The Justice Department said that Mackey had worked with other influential Twitter users between September 2016 and November 2016 to “disseminate fraudulent messages” which persuaded voters for Democratic presidential candidate Hillary Clinton to cast their ballots via phone or social media. According to the government, some 4,900 people texted the number, but it’s unclear how many people, if anyone, fell for the meme and did not cast the vote they intended to cast; or were merely participating in the joke.
James Lawrence, an attorney for Mackey, previously said in an interview with The Daily Wire that his memes were satirical and were therefore not relevant to the law he purportedly violated. Mackey faced as many as 10 years in prison.
Mackey lawyer Andrew Frisch said that prison time was unnecessary, while Paulesen said it was needed to “send a message to the general public.”
Prosecutors also took aim at Mackey for derogatory posts he had made toward black people and women, but Donnely said her sentence did not have to do with his political beliefs. “You are not being sentenced for your political beliefs or for expressing those beliefs,” she said.
As Mackey was prosecuted, some conservatives have pointed to a video made by comedian Kristina Wong urging Trump supporters to vote by text or on Wednesday, the day after the 2016 election. Wong, who was wearing a MAGA hat and had Trump signs in the back of the video, never faced any consequences for her video.

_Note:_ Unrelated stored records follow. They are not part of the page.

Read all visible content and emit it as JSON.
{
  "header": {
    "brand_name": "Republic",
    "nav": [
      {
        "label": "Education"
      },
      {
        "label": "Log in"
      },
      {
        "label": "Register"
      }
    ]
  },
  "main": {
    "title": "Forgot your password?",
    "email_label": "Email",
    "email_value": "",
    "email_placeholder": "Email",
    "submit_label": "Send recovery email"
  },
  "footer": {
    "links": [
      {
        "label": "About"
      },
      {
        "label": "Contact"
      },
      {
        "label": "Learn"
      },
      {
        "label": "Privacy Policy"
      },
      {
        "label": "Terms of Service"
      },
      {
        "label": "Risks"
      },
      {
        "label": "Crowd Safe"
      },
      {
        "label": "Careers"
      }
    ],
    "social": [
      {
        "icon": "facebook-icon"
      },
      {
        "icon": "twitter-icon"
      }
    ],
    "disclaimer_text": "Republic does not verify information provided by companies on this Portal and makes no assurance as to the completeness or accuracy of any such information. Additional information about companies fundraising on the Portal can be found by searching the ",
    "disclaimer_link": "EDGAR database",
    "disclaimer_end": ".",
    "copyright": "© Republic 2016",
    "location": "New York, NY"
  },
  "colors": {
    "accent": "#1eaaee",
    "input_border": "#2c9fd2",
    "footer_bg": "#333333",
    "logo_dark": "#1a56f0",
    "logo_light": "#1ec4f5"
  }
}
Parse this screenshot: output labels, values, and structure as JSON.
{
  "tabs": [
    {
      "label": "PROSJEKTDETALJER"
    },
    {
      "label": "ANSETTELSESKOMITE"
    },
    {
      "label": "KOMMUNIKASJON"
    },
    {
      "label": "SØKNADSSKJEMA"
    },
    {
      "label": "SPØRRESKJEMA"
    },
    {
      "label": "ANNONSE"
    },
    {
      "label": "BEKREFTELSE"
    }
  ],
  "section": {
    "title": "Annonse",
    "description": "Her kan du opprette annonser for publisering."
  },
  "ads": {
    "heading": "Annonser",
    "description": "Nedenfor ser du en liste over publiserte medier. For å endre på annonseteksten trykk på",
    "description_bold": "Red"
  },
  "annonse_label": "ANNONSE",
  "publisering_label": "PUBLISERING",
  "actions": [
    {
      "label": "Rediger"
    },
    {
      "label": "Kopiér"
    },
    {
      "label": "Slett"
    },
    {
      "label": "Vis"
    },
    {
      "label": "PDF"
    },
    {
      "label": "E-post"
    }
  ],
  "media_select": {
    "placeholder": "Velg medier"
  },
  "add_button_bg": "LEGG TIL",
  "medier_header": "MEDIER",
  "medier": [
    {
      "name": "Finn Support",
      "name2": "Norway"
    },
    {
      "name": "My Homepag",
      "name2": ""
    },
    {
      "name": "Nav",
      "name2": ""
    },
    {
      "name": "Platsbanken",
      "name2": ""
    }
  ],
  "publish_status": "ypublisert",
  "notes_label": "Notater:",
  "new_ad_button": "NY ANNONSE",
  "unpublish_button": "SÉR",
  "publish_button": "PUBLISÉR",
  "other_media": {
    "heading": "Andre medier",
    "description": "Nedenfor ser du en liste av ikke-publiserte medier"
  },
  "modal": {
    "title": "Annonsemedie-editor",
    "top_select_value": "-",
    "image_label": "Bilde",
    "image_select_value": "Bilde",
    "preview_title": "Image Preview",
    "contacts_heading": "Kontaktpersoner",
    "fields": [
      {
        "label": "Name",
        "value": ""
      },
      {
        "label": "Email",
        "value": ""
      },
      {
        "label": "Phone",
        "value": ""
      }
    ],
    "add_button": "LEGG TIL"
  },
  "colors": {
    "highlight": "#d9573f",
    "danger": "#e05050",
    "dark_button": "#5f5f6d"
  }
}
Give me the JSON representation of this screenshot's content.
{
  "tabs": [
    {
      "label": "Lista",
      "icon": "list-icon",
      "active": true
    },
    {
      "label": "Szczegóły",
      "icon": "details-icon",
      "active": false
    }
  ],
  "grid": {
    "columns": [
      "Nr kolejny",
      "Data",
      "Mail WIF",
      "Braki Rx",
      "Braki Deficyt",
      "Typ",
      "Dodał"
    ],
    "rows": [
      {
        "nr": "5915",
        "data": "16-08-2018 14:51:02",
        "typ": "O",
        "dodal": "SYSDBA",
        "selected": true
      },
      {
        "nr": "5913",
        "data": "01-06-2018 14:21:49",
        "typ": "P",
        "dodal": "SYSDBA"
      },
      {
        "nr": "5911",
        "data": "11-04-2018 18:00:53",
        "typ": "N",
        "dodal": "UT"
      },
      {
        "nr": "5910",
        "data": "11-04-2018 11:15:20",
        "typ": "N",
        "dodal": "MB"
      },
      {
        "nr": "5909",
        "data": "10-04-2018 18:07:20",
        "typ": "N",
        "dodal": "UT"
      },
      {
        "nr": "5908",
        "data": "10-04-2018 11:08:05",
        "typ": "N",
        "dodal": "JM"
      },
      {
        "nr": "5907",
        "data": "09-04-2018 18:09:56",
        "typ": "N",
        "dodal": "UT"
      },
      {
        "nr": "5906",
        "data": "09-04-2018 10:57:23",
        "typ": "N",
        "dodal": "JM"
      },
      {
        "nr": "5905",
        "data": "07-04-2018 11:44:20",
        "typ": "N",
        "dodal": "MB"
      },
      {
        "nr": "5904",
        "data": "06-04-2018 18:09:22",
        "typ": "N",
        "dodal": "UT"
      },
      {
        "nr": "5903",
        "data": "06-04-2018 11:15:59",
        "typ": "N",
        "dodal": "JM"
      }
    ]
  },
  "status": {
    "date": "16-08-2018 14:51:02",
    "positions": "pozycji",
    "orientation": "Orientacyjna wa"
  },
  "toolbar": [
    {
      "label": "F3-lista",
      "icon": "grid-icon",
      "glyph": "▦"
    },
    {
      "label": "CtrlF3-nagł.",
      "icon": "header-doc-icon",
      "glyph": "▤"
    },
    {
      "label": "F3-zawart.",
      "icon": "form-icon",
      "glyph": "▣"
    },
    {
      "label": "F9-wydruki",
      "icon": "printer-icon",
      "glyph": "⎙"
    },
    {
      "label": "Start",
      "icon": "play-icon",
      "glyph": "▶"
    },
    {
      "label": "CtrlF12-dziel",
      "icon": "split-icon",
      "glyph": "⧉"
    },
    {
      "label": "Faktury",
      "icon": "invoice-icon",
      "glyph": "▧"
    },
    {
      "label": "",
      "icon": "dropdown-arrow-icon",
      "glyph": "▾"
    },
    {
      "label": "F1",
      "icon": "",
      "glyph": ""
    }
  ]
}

In an opinion piece for National Review, former federal prosecutor Andy McCarthy contended that Mackey’s right to free speech had been violated in a politically motivated case by the Biden administration. “It’s a three-fer: the prosecutorial creation of a crime Congress has not prescribed, the trivialization of civil-rights law, and the intrusion of government as a monitor of political speech.”